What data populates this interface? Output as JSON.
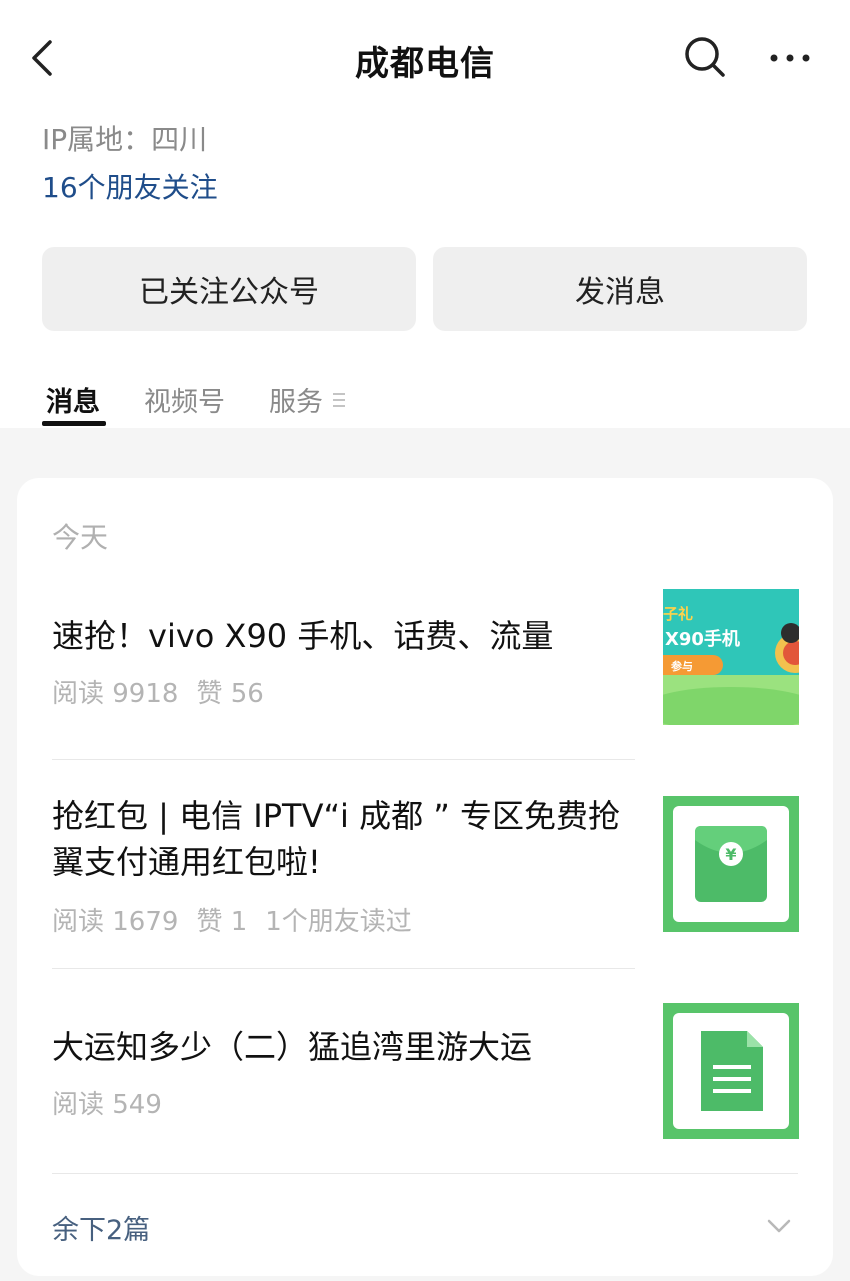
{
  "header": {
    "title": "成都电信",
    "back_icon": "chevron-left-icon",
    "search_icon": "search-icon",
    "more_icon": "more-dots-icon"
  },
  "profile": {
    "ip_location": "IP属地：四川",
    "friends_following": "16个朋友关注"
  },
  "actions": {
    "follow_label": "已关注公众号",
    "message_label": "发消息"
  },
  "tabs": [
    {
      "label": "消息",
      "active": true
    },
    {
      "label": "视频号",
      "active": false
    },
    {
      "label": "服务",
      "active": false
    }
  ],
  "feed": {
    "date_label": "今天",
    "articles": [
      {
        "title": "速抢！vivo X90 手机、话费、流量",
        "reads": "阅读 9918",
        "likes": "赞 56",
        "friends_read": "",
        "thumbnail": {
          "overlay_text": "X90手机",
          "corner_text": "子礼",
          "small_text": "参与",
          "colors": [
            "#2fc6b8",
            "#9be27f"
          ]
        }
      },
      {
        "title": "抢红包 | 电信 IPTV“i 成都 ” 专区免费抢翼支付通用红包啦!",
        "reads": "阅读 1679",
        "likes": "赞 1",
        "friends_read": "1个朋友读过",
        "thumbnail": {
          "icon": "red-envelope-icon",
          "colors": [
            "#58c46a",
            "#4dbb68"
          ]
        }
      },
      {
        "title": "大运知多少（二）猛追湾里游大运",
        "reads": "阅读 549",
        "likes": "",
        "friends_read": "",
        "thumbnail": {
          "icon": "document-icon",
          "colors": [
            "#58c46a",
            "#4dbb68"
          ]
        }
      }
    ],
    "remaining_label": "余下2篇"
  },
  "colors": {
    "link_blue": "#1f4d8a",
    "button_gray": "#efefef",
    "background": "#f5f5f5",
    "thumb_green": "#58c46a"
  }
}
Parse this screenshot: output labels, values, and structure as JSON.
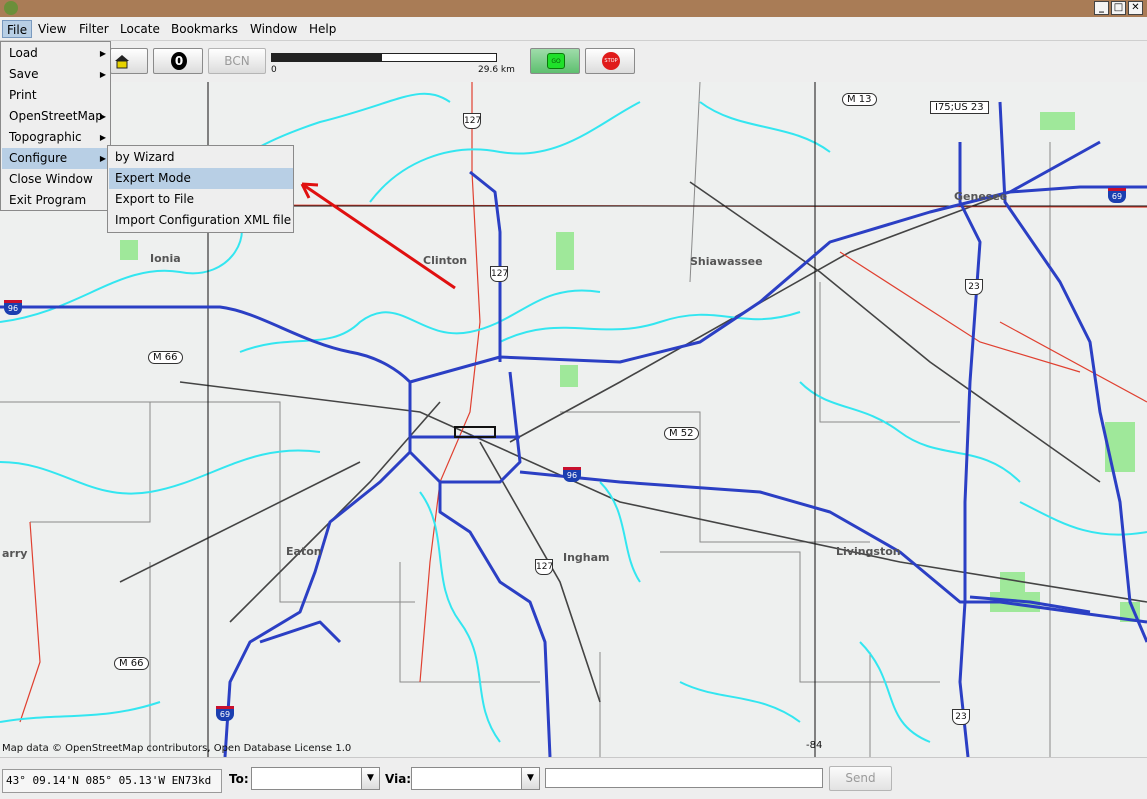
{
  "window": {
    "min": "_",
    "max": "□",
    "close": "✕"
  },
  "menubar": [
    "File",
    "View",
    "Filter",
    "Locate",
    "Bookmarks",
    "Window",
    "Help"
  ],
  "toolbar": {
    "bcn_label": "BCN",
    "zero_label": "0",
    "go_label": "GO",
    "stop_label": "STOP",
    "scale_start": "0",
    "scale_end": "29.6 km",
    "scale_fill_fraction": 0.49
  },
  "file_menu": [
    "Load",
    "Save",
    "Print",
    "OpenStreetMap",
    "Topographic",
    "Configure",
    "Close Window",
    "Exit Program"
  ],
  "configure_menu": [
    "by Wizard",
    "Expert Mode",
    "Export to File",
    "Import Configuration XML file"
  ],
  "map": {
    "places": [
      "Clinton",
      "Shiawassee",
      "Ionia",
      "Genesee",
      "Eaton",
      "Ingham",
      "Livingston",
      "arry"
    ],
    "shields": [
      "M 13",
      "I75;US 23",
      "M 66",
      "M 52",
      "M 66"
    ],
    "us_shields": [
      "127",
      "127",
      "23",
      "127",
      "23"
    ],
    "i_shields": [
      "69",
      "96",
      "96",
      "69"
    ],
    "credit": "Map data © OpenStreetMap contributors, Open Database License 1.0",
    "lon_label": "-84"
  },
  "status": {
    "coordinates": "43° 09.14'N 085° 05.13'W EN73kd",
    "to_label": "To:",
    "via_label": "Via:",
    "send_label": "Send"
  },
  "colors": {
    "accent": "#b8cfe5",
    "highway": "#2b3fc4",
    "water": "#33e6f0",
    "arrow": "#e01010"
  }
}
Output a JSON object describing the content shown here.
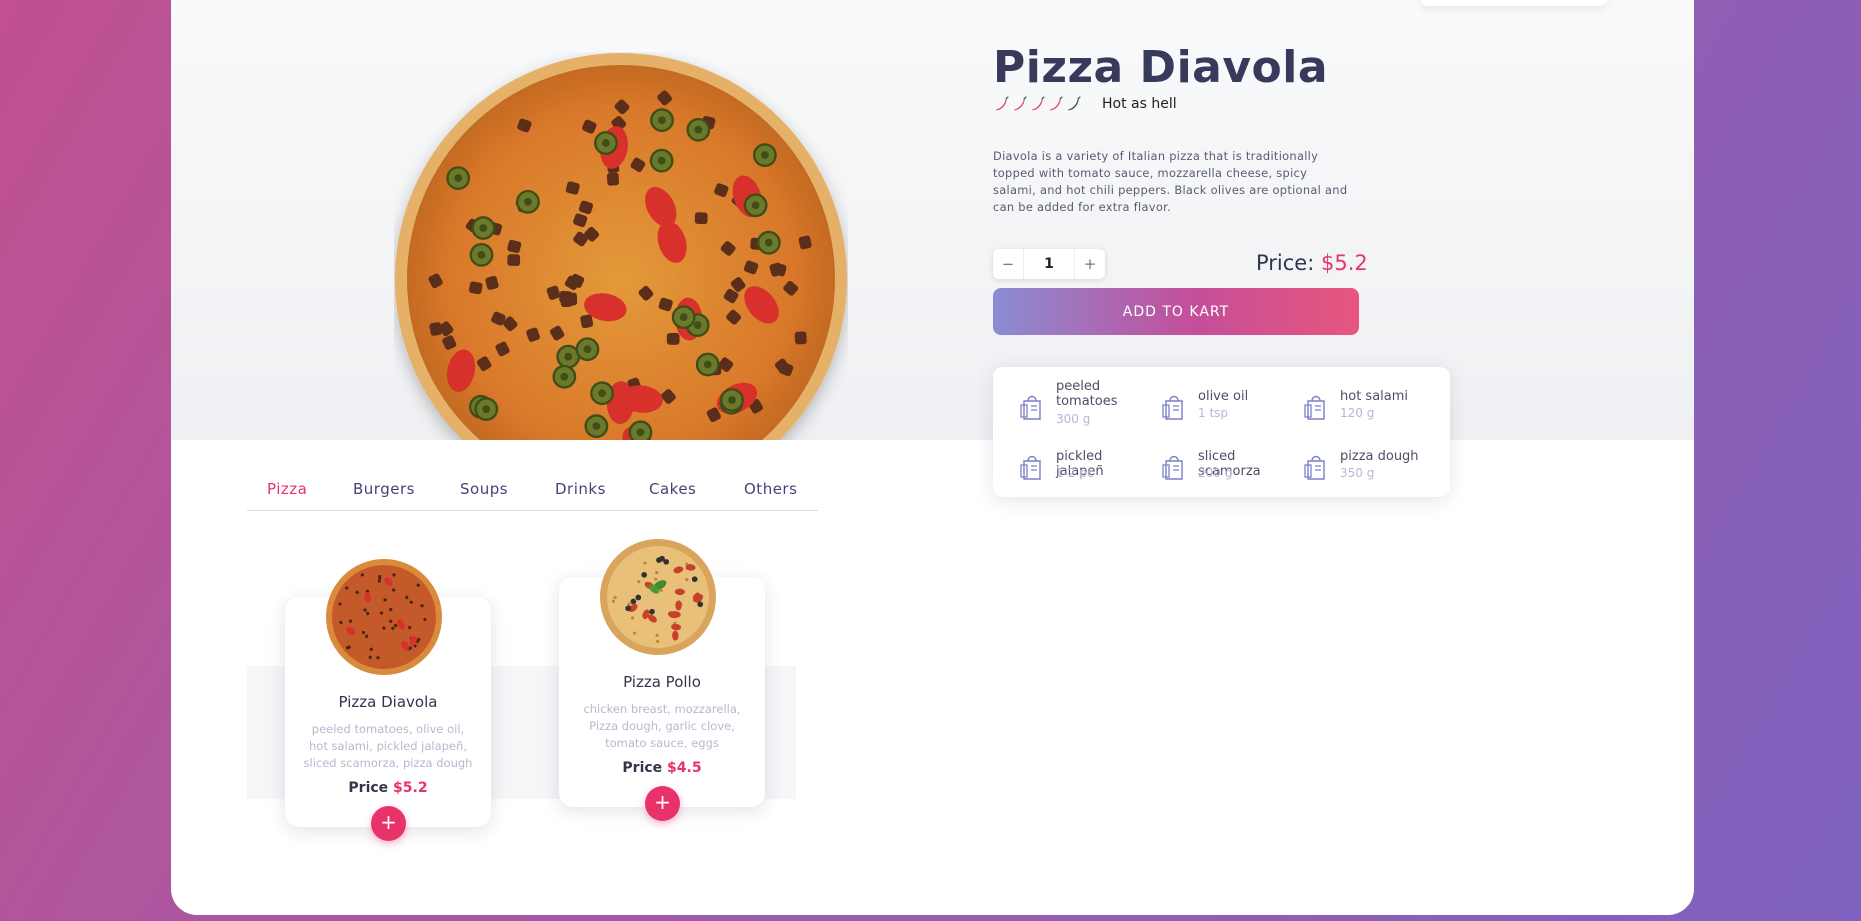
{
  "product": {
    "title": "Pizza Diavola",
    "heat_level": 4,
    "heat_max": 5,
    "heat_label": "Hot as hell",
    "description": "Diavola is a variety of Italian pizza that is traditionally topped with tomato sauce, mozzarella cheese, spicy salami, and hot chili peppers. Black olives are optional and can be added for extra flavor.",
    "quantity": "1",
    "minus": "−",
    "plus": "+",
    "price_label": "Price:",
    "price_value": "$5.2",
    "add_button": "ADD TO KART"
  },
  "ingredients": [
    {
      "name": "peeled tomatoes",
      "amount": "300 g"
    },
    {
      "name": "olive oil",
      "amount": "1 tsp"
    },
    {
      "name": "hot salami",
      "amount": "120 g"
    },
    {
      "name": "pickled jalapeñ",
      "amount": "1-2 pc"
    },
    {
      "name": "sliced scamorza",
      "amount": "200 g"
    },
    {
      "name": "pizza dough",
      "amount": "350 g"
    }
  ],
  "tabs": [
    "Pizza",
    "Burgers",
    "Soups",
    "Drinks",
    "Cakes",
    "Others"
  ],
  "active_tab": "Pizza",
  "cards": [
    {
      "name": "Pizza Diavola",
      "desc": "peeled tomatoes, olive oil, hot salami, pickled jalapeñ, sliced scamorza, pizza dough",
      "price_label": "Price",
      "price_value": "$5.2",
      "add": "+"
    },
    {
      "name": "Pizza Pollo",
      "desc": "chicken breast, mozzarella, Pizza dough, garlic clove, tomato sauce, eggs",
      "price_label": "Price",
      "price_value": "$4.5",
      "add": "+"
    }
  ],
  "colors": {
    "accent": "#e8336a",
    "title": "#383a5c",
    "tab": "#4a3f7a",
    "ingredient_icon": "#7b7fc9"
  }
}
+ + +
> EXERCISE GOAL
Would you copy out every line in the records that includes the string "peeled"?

> ANSWER TO THE PROBLEM
      "name": "peeled tomatoes",
      "desc": "peeled tomatoes, olive oil, hot salami, pickled jalapeñ, sliced scamorza, pizza dough",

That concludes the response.